[Data records]
• • • • •

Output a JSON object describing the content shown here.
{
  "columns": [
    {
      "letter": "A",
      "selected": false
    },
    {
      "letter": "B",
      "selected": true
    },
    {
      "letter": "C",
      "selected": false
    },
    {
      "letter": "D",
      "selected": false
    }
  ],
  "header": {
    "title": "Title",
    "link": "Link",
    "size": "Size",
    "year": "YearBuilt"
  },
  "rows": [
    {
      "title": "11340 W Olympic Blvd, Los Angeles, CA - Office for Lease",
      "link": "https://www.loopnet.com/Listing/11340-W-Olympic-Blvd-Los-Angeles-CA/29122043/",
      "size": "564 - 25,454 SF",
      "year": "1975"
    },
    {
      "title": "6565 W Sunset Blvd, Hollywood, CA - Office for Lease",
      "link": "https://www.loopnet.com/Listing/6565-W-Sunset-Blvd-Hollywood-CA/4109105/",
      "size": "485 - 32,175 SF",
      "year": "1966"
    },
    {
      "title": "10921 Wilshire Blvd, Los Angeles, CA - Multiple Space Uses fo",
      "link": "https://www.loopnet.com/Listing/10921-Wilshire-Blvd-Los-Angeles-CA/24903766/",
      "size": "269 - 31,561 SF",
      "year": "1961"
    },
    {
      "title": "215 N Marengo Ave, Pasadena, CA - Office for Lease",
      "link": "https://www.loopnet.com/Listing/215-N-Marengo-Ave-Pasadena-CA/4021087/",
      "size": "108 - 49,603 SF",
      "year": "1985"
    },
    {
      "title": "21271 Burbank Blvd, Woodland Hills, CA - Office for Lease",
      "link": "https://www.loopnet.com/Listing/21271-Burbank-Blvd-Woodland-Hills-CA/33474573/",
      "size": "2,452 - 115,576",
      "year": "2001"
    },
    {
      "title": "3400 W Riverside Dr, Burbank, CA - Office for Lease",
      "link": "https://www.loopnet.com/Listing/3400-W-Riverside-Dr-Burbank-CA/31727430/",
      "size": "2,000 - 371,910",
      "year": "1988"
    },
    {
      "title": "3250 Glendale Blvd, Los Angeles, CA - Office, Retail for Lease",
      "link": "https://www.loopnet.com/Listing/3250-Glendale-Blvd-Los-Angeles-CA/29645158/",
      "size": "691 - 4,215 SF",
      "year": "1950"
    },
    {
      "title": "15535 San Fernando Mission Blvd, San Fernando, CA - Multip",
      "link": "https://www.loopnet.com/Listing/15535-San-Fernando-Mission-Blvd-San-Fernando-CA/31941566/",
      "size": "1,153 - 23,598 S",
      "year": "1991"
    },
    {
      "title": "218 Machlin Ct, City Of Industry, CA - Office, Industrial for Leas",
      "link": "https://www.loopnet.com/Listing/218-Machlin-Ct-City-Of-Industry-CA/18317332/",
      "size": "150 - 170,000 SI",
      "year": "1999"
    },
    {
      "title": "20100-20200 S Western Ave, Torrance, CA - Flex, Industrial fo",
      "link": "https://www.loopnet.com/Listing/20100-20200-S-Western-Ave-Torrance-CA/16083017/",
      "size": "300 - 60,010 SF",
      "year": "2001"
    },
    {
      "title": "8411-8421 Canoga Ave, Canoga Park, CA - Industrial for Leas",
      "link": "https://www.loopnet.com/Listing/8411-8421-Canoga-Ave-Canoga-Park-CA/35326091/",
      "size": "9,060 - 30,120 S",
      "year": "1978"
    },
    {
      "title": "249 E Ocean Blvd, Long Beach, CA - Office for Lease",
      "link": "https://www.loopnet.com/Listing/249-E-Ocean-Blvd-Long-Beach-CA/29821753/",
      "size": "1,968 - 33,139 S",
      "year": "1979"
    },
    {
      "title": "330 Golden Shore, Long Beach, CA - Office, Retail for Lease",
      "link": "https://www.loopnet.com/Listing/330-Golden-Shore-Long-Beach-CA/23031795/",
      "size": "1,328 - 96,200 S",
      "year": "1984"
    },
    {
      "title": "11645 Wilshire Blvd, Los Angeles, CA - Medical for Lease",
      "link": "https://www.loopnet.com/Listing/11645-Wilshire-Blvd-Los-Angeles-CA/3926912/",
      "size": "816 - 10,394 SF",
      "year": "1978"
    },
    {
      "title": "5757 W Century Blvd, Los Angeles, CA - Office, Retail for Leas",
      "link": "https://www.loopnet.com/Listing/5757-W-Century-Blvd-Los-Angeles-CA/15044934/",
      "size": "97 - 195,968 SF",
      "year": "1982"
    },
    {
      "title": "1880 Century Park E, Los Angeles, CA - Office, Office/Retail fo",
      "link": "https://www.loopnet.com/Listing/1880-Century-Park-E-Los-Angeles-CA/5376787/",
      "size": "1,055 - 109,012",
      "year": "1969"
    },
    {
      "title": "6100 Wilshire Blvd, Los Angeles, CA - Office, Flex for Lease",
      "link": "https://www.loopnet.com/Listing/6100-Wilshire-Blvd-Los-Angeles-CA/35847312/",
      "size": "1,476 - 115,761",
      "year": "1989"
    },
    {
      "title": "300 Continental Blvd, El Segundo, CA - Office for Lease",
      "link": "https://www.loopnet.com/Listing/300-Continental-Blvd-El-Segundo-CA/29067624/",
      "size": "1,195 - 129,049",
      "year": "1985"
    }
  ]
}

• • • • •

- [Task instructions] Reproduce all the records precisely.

- [Reply to the task]
Output a JSON object describing the content shown here.
{
  "columns": [
    {
      "letter": "A",
      "selected": false
    },
    {
      "letter": "B",
      "selected": true
    },
    {
      "letter": "C",
      "selected": false
    },
    {
      "letter": "D",
      "selected": false
    }
  ],
  "header": {
    "title": "Title",
    "link": "Link",
    "size": "Size",
    "year": "YearBuilt"
  },
  "rows": [
    {
      "title": "11340 W Olympic Blvd, Los Angeles, CA - Office for Lease",
      "link": "https://www.loopnet.com/Listing/11340-W-Olympic-Blvd-Los-Angeles-CA/29122043/",
      "size": "564 - 25,454 SF",
      "year": "1975"
    },
    {
      "title": "6565 W Sunset Blvd, Hollywood, CA - Office for Lease",
      "link": "https://www.loopnet.com/Listing/6565-W-Sunset-Blvd-Hollywood-CA/4109105/",
      "size": "485 - 32,175 SF",
      "year": "1966"
    },
    {
      "title": "10921 Wilshire Blvd, Los Angeles, CA - Multiple Space Uses fo",
      "link": "https://www.loopnet.com/Listing/10921-Wilshire-Blvd-Los-Angeles-CA/24903766/",
      "size": "269 - 31,561 SF",
      "year": "1961"
    },
    {
      "title": "215 N Marengo Ave, Pasadena, CA - Office for Lease",
      "link": "https://www.loopnet.com/Listing/215-N-Marengo-Ave-Pasadena-CA/4021087/",
      "size": "108 - 49,603 SF",
      "year": "1985"
    },
    {
      "title": "21271 Burbank Blvd, Woodland Hills, CA - Office for Lease",
      "link": "https://www.loopnet.com/Listing/21271-Burbank-Blvd-Woodland-Hills-CA/33474573/",
      "size": "2,452 - 115,576",
      "year": "2001"
    },
    {
      "title": "3400 W Riverside Dr, Burbank, CA - Office for Lease",
      "link": "https://www.loopnet.com/Listing/3400-W-Riverside-Dr-Burbank-CA/31727430/",
      "size": "2,000 - 371,910",
      "year": "1988"
    },
    {
      "title": "3250 Glendale Blvd, Los Angeles, CA - Office, Retail for Lease",
      "link": "https://www.loopnet.com/Listing/3250-Glendale-Blvd-Los-Angeles-CA/29645158/",
      "size": "691 - 4,215 SF",
      "year": "1950"
    },
    {
      "title": "15535 San Fernando Mission Blvd, San Fernando, CA - Multip",
      "link": "https://www.loopnet.com/Listing/15535-San-Fernando-Mission-Blvd-San-Fernando-CA/31941566/",
      "size": "1,153 - 23,598 S",
      "year": "1991"
    },
    {
      "title": "218 Machlin Ct, City Of Industry, CA - Office, Industrial for Leas",
      "link": "https://www.loopnet.com/Listing/218-Machlin-Ct-City-Of-Industry-CA/18317332/",
      "size": "150 - 170,000 SI",
      "year": "1999"
    },
    {
      "title": "20100-20200 S Western Ave, Torrance, CA - Flex, Industrial fo",
      "link": "https://www.loopnet.com/Listing/20100-20200-S-Western-Ave-Torrance-CA/16083017/",
      "size": "300 - 60,010 SF",
      "year": "2001"
    },
    {
      "title": "8411-8421 Canoga Ave, Canoga Park, CA - Industrial for Leas",
      "link": "https://www.loopnet.com/Listing/8411-8421-Canoga-Ave-Canoga-Park-CA/35326091/",
      "size": "9,060 - 30,120 S",
      "year": "1978"
    },
    {
      "title": "249 E Ocean Blvd, Long Beach, CA - Office for Lease",
      "link": "https://www.loopnet.com/Listing/249-E-Ocean-Blvd-Long-Beach-CA/29821753/",
      "size": "1,968 - 33,139 S",
      "year": "1979"
    },
    {
      "title": "330 Golden Shore, Long Beach, CA - Office, Retail for Lease",
      "link": "https://www.loopnet.com/Listing/330-Golden-Shore-Long-Beach-CA/23031795/",
      "size": "1,328 - 96,200 S",
      "year": "1984"
    },
    {
      "title": "11645 Wilshire Blvd, Los Angeles, CA - Medical for Lease",
      "link": "https://www.loopnet.com/Listing/11645-Wilshire-Blvd-Los-Angeles-CA/3926912/",
      "size": "816 - 10,394 SF",
      "year": "1978"
    },
    {
      "title": "5757 W Century Blvd, Los Angeles, CA - Office, Retail for Leas",
      "link": "https://www.loopnet.com/Listing/5757-W-Century-Blvd-Los-Angeles-CA/15044934/",
      "size": "97 - 195,968 SF",
      "year": "1982"
    },
    {
      "title": "1880 Century Park E, Los Angeles, CA - Office, Office/Retail fo",
      "link": "https://www.loopnet.com/Listing/1880-Century-Park-E-Los-Angeles-CA/5376787/",
      "size": "1,055 - 109,012",
      "year": "1969"
    },
    {
      "title": "6100 Wilshire Blvd, Los Angeles, CA - Office, Flex for Lease",
      "link": "https://www.loopnet.com/Listing/6100-Wilshire-Blvd-Los-Angeles-CA/35847312/",
      "size": "1,476 - 115,761",
      "year": "1989"
    },
    {
      "title": "300 Continental Blvd, El Segundo, CA - Office for Lease",
      "link": "https://www.loopnet.com/Listing/300-Continental-Blvd-El-Segundo-CA/29067624/",
      "size": "1,195 - 129,049",
      "year": "1985"
    }
  ]
}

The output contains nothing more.